The University of Dundee’s Professor David Horn has received a prestigious award in recognition of his contribution to global efforts to overcome the disease known as African sleeping sickness.
Professor Horn, based at the University’s School of Life Sciences, was presented with the William Trager Award at a meeting of the American Society of Tropical Medicine and Hygiene (ASTMH) in National Harbor, near Washington DC.
The award recognises specific breakthroughs in basic parasitology that unlocked completely new areas of work and is given by the organisation’s parasitology subgroup, the American Committee of Molecular, Cellular and Immunoparasitology (ACMCIP). The subgroup’s executive committee hailed Professor Horn’s “transformative work, significant for both its fundamental and translational impact”.
Sleeping sickness, or Human African Trypanosomiasis (HAT), is caused by parasites transmitted by tsetse flies in sub-Saharan Africa and has a devastating impact, causing thousands of deaths each year.
Professor Horn’s research aims to understand the genetics and molecular biology of parasites that cause tropical diseases such as African sleeping sickness, Chagas’ disease and leishmaniasis.

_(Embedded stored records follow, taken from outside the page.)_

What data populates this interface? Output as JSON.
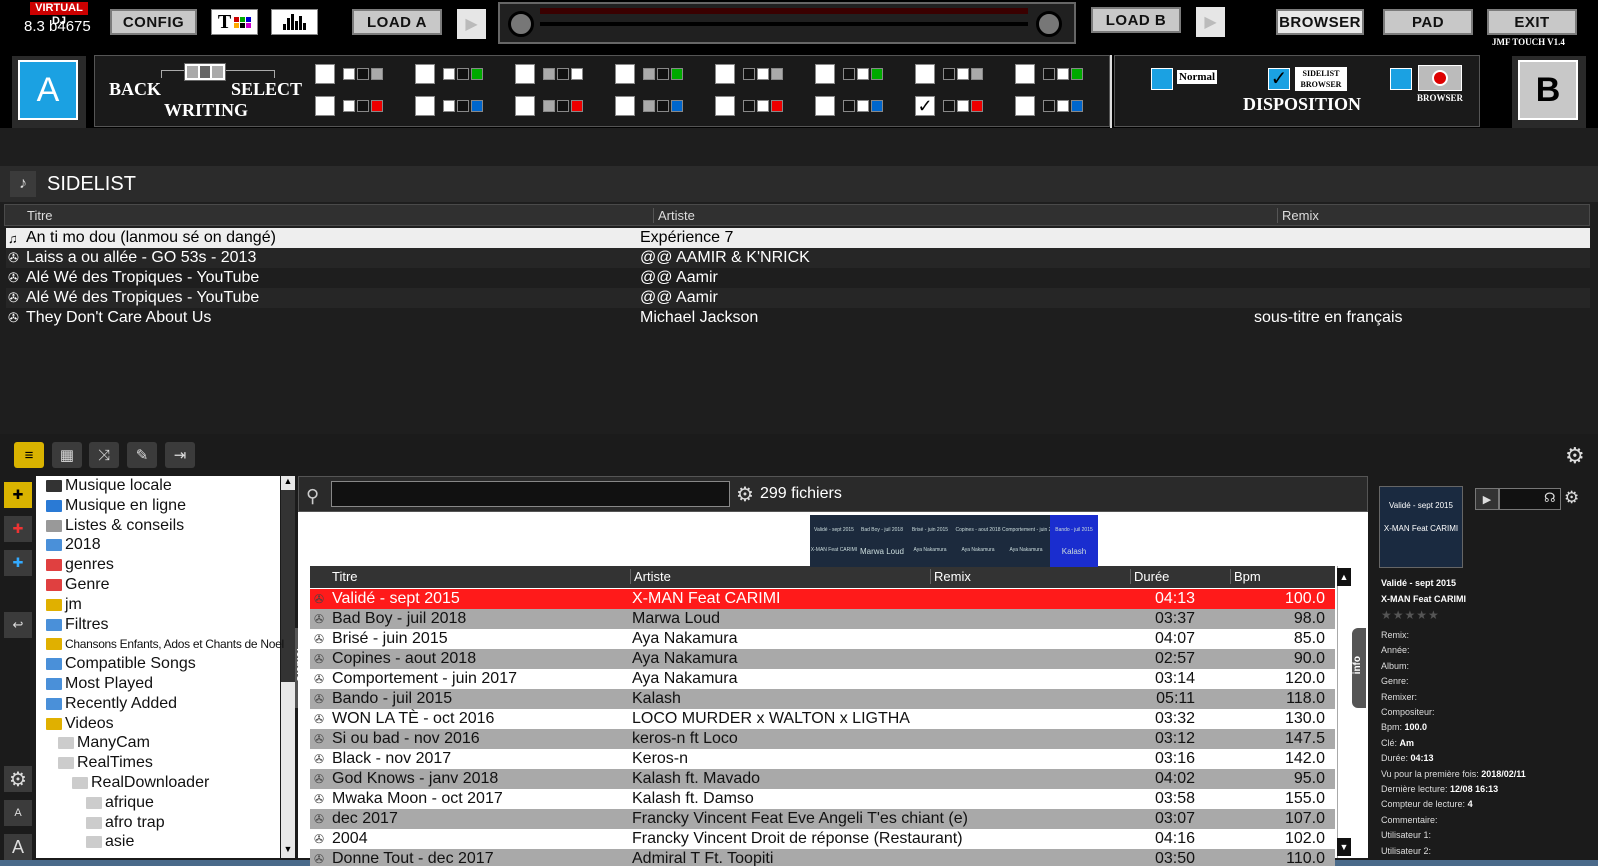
{
  "app": {
    "logo": "VIRTUAL DJ",
    "version": "8.3 b4675",
    "skin_tag": "JMF TOUCH  V1.4"
  },
  "topbar": {
    "config": "CONFIG",
    "load_a": "LOAD A",
    "load_b": "LOAD B",
    "browser": "BROWSER",
    "pad": "PAD",
    "exit": "EXIT"
  },
  "deck": {
    "a": "A",
    "b": "B"
  },
  "writing": {
    "back": "BACK",
    "select": "SELECT",
    "writing": "WRITING"
  },
  "disposition": {
    "normal": "Normal",
    "sidelist_browser": "SIDELIST BROWSER",
    "browser": "BROWSER",
    "title": "DISPOSITION"
  },
  "sidelist": {
    "title": "SIDELIST",
    "cols": [
      "Titre",
      "Artiste",
      "Remix"
    ],
    "rows": [
      {
        "titre": "An ti mo dou (lanmou sé on dangé)",
        "artiste": "Expérience 7",
        "remix": ""
      },
      {
        "titre": "Laiss a ou allée - GO 53s - 2013",
        "artiste": "@@ AAMIR & K'NRICK",
        "remix": ""
      },
      {
        "titre": "Alé Wé des Tropiques - YouTube",
        "artiste": "@@ Aamir",
        "remix": ""
      },
      {
        "titre": "Alé Wé des Tropiques - YouTube",
        "artiste": "@@ Aamir",
        "remix": ""
      },
      {
        "titre": "They Don't Care About Us",
        "artiste": "Michael Jackson",
        "remix": "sous-titre en français"
      }
    ]
  },
  "folders": [
    "Musique locale",
    "Musique en ligne",
    "Listes & conseils",
    "2018",
    "genres",
    "Genre",
    "jm",
    "Filtres",
    "Chansons Enfants, Ados et Chants de Noel",
    "Compatible Songs",
    "Most Played",
    "Recently Added",
    "Videos",
    "ManyCam",
    "RealTimes",
    "RealDownloader",
    "afrique",
    "afro trap",
    "asie"
  ],
  "folders_tab": "folders",
  "info_tab": "info",
  "search": {
    "value": "",
    "count": "299 fichiers"
  },
  "browser": {
    "cols": [
      "Titre",
      "Artiste",
      "Remix",
      "Durée",
      "Bpm"
    ],
    "rows": [
      {
        "titre": "Validé - sept 2015",
        "artiste": "X-MAN Feat CARIMI",
        "remix": "",
        "duree": "04:13",
        "bpm": "100.0"
      },
      {
        "titre": "Bad Boy - juil 2018",
        "artiste": "Marwa Loud",
        "remix": "",
        "duree": "03:37",
        "bpm": "98.0"
      },
      {
        "titre": "Brisé - juin 2015",
        "artiste": "Aya Nakamura",
        "remix": "",
        "duree": "04:07",
        "bpm": "85.0"
      },
      {
        "titre": "Copines - aout 2018",
        "artiste": "Aya Nakamura",
        "remix": "",
        "duree": "02:57",
        "bpm": "90.0"
      },
      {
        "titre": "Comportement - juin 2017",
        "artiste": "Aya Nakamura",
        "remix": "",
        "duree": "03:14",
        "bpm": "120.0"
      },
      {
        "titre": "Bando - juil 2015",
        "artiste": "Kalash",
        "remix": "",
        "duree": "05:11",
        "bpm": "118.0"
      },
      {
        "titre": "WON LA TÈ - oct 2016",
        "artiste": "LOCO MURDER x WALTON x LIGTHA",
        "remix": "",
        "duree": "03:32",
        "bpm": "130.0"
      },
      {
        "titre": "Si ou bad - nov 2016",
        "artiste": "keros-n ft Loco",
        "remix": "",
        "duree": "03:12",
        "bpm": "147.5"
      },
      {
        "titre": "Black - nov 2017",
        "artiste": "Keros-n",
        "remix": "",
        "duree": "03:16",
        "bpm": "142.0"
      },
      {
        "titre": "God Knows - janv 2018",
        "artiste": "Kalash ft. Mavado",
        "remix": "",
        "duree": "04:02",
        "bpm": "95.0"
      },
      {
        "titre": "Mwaka Moon - oct 2017",
        "artiste": "Kalash ft. Damso",
        "remix": "",
        "duree": "03:58",
        "bpm": "155.0"
      },
      {
        "titre": "dec 2017",
        "artiste": "Francky Vincent Feat Eve Angeli T'es chiant (e)",
        "remix": "",
        "duree": "03:07",
        "bpm": "107.0"
      },
      {
        "titre": "2004",
        "artiste": "Francky Vincent  Droit de réponse (Restaurant)",
        "remix": "",
        "duree": "04:16",
        "bpm": "102.0"
      },
      {
        "titre": "Donne Tout - dec 2017",
        "artiste": "Admiral T Ft. Toopiti",
        "remix": "",
        "duree": "03:50",
        "bpm": "110.0"
      }
    ]
  },
  "thumbs": {
    "top": [
      "Validé - sept 2015",
      "Bad Boy - juil 2018",
      "Brisé - juin 2015",
      "Copines - aout 2018",
      "Comportement - juin 2017",
      "Bando - juil 2015"
    ],
    "bottom": [
      "X-MAN Feat CARIMI",
      "Marwa Loud",
      "Aya Nakamura",
      "Aya Nakamura",
      "Aya Nakamura",
      "Kalash"
    ]
  },
  "info": {
    "cover_top": "Validé - sept 2015",
    "cover_bottom": "X-MAN Feat CARIMI",
    "title": "Validé - sept 2015",
    "artist": "X-MAN Feat CARIMI",
    "fields": [
      {
        "label": "Remix:",
        "value": ""
      },
      {
        "label": "Année:",
        "value": ""
      },
      {
        "label": "Album:",
        "value": ""
      },
      {
        "label": "Genre:",
        "value": ""
      },
      {
        "label": "Remixer:",
        "value": ""
      },
      {
        "label": "Compositeur:",
        "value": ""
      },
      {
        "label": "Bpm:",
        "value": "100.0"
      },
      {
        "label": "Clé:",
        "value": "Am"
      },
      {
        "label": "Durée:",
        "value": "04:13"
      },
      {
        "label": "Vu pour la première fois:",
        "value": "2018/02/11"
      },
      {
        "label": "Dernière lecture:",
        "value": "12/08 16:13"
      },
      {
        "label": "Compteur de lecture:",
        "value": "4"
      },
      {
        "label": "Commentaire:",
        "value": ""
      },
      {
        "label": "Utilisateur 1:",
        "value": ""
      },
      {
        "label": "Utilisateur 2:",
        "value": ""
      }
    ]
  },
  "left_buttons": {
    "small_a": "A",
    "big_a": "A"
  },
  "colors": {
    "accent": "#1ba1e2",
    "selected": "#ff1a1a",
    "sidebar_yellow": "#e0b800"
  }
}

These neglected tropical diseases affect millions of the world’s poorest people.
“I’m truly grateful to the ASTMH and honoured to receive the William Trager award,” said Professor Horn. “William Trager is best known for his pioneering work developing transformative culture methods, which had a huge impact by making malaria parasites experimentally accessible and tractable, so for any parasitologist to win an award bearing his name is humbling.
“New methods, technologies and approaches continually emerge from the parasitology research community and this clearly helps keep the field dynamic and competitive. Given my specific interests in molecular genetics, it’s been great to have seen how a range of high-throughput genetic and phenotypic screens continue to yield novel insights.”

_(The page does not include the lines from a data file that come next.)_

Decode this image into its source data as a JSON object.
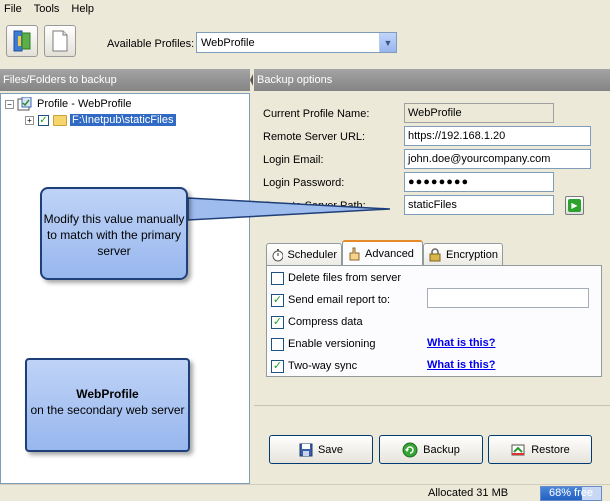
{
  "menubar": {
    "items": [
      "File",
      "Tools",
      "Help"
    ]
  },
  "toolbar": {
    "available_profiles_label": "Available Profiles:",
    "selected_profile": "WebProfile"
  },
  "left_panel": {
    "header": "Files/Folders to backup",
    "tree": {
      "root_label": "Profile - WebProfile",
      "child_label": "F:\\Inetpub\\staticFiles"
    }
  },
  "right_panel": {
    "header": "Backup options",
    "fields": {
      "profile_name_label": "Current Profile Name:",
      "profile_name_value": "WebProfile",
      "server_url_label": "Remote Server URL:",
      "server_url_value": "https://192.168.1.20",
      "login_email_label": "Login Email:",
      "login_email_value": "john.doe@yourcompany.com",
      "login_password_label": "Login Password:",
      "login_password_value": "●●●●●●●●",
      "server_path_label": "Remote Server Path:",
      "server_path_value": "staticFiles"
    },
    "tabs": [
      "Scheduler",
      "Advanced",
      "Encryption"
    ],
    "active_tab": "Advanced",
    "advanced_options": [
      {
        "label": "Delete files from server",
        "checked": false
      },
      {
        "label": "Send email report to:",
        "checked": true
      },
      {
        "label": "Compress data",
        "checked": true
      },
      {
        "label": "Enable versioning",
        "checked": false,
        "help": "What is this?"
      },
      {
        "label": "Two-way sync",
        "checked": true,
        "help": "What is this?"
      }
    ],
    "buttons": {
      "save": "Save",
      "backup": "Backup",
      "restore": "Restore"
    }
  },
  "callouts": {
    "modify_path": "Modify this value manually to match with the primary server",
    "profile_title": "WebProfile",
    "profile_desc": "on the secondary web server"
  },
  "status": {
    "allocated": "Allocated 31 MB",
    "free_label": "68% free",
    "free_fraction": 0.68
  },
  "colors": {
    "selection": "#316ac5",
    "link": "#0000ee",
    "callout": "#9fbcef",
    "active_tab_accent": "#e68b2c"
  }
}
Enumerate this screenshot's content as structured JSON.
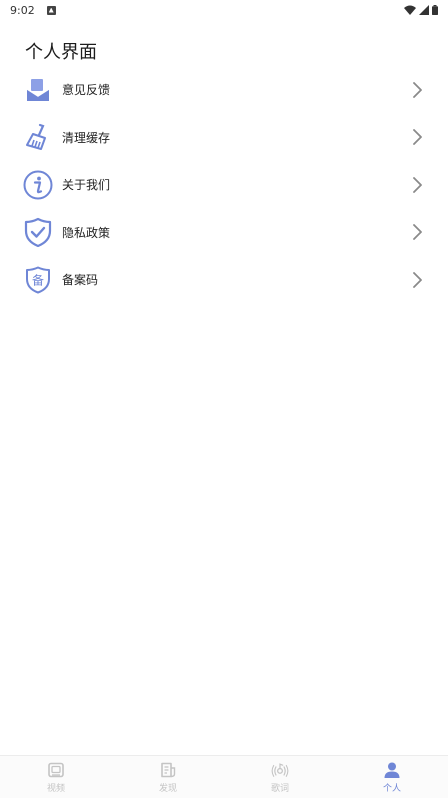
{
  "status_bar": {
    "time": "9:02",
    "icons": [
      "notification-icon",
      "wifi-icon",
      "signal-icon",
      "battery-icon"
    ]
  },
  "page": {
    "title": "个人界面"
  },
  "menu": [
    {
      "label": "意见反馈",
      "icon": "feedback-mail-icon"
    },
    {
      "label": "清理缓存",
      "icon": "broom-icon"
    },
    {
      "label": "关于我们",
      "icon": "info-icon"
    },
    {
      "label": "隐私政策",
      "icon": "shield-check-icon"
    },
    {
      "label": "备案码",
      "icon": "record-shield-icon",
      "icon_text": "备"
    }
  ],
  "bottom_nav": [
    {
      "label": "视频",
      "icon": "video-icon",
      "active": false
    },
    {
      "label": "发现",
      "icon": "discover-icon",
      "active": false
    },
    {
      "label": "歌词",
      "icon": "lyrics-icon",
      "active": false
    },
    {
      "label": "个人",
      "icon": "person-icon",
      "active": true
    }
  ],
  "colors": {
    "accent": "#6f86d6",
    "inactive": "#c4c4c4",
    "text": "#222222",
    "arrow": "#8a8a8a"
  }
}
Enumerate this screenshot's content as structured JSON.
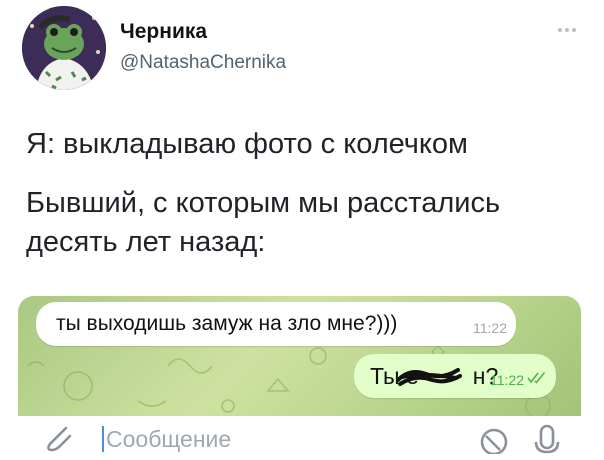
{
  "author": {
    "display_name": "Черника",
    "handle": "@NatashaChernika"
  },
  "tweet": {
    "lines": [
      "Я: выкладываю фото с колечком",
      "Бывший, с которым мы расстались",
      "десять лет назад:"
    ]
  },
  "chat": {
    "incoming": {
      "text": "ты выходишь замуж на зло мне?)))",
      "time": "11:22"
    },
    "outgoing": {
      "text_before": "Ты е",
      "text_after": "н?",
      "time": "11:22",
      "status": "read-double-check-icon"
    },
    "input": {
      "placeholder": "Сообщение"
    }
  },
  "icons": {
    "more": "more-dots-icon",
    "attach": "paperclip-icon",
    "sticker": "sticker-icon",
    "voice": "microphone-icon"
  },
  "colors": {
    "chat_bg": "#b6d38b",
    "bubble_out": "#e2fec9",
    "time_out": "#4fae4e",
    "handle": "#536471"
  }
}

William Trager was an eminent American parasitologist and past President of ASTMH, best known for developing a culture system for malaria parasites.
The award honours his legacy and recognises scientists who have made substantial contributions in the field of basic parasitology. The ASTMH was founded in 1903 and is the largest international scientific organisation of experts dedicated to reducing the worldwide burden of tropical infectious diseases and improving global health.

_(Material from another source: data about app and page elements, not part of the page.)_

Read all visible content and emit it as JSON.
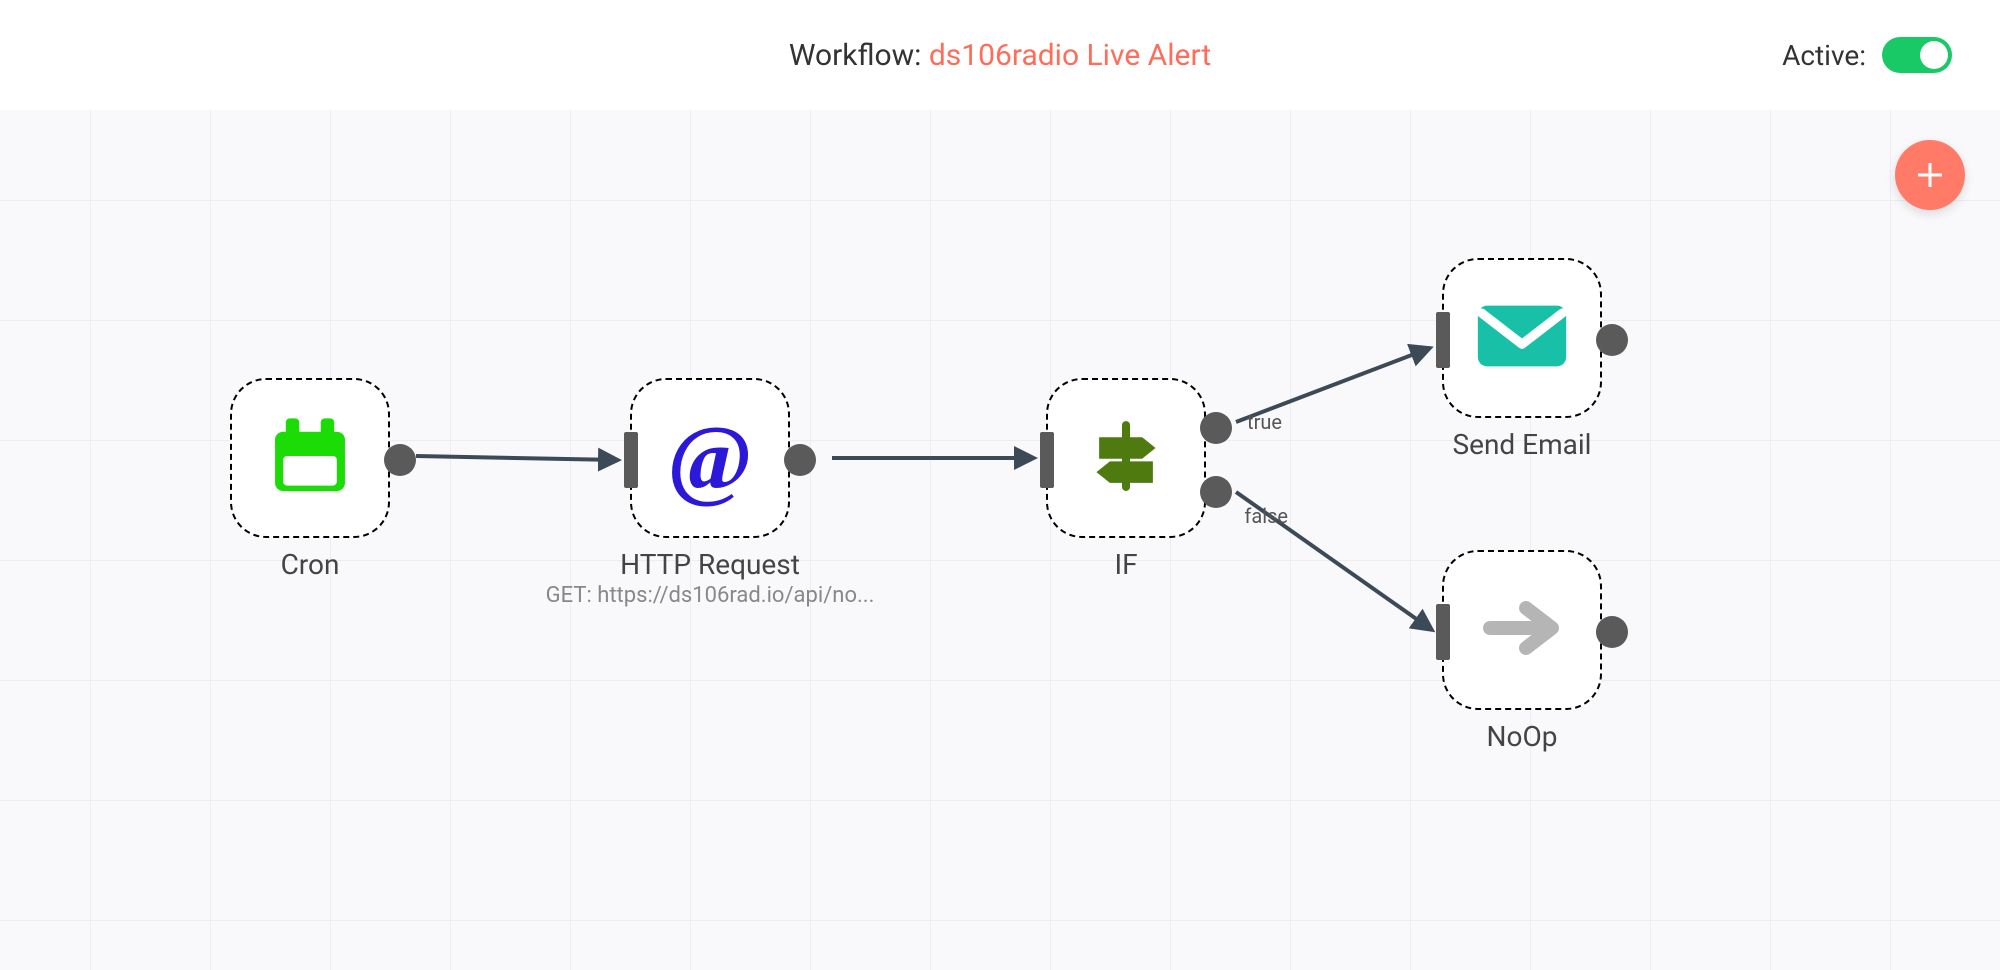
{
  "header": {
    "prefix": "Workflow: ",
    "name": "ds106radio Live Alert",
    "activeLabel": "Active:"
  },
  "nodes": {
    "cron": {
      "label": "Cron"
    },
    "http": {
      "label": "HTTP Request",
      "sublabel": "GET: https://ds106rad.io/api/no..."
    },
    "if": {
      "label": "IF",
      "trueLabel": "true",
      "falseLabel": "false"
    },
    "email": {
      "label": "Send Email"
    },
    "noop": {
      "label": "NoOp"
    }
  }
}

David Horn is Professor of Parasite Molecular Biology at the University. He worked at Rockefeller University, the institution where William Trager made his most famous discovery, as a postdoctoral researcher from 1993-1997. He subsequently established and built an independent research team at the London School of Hygiene and Tropical Medicine, before moving to Dundee in 2013.
His work on African trypanosomes has led to new insights into gene expression control, antigenic variation, drug delivery strategies and drug efficacy and resistance.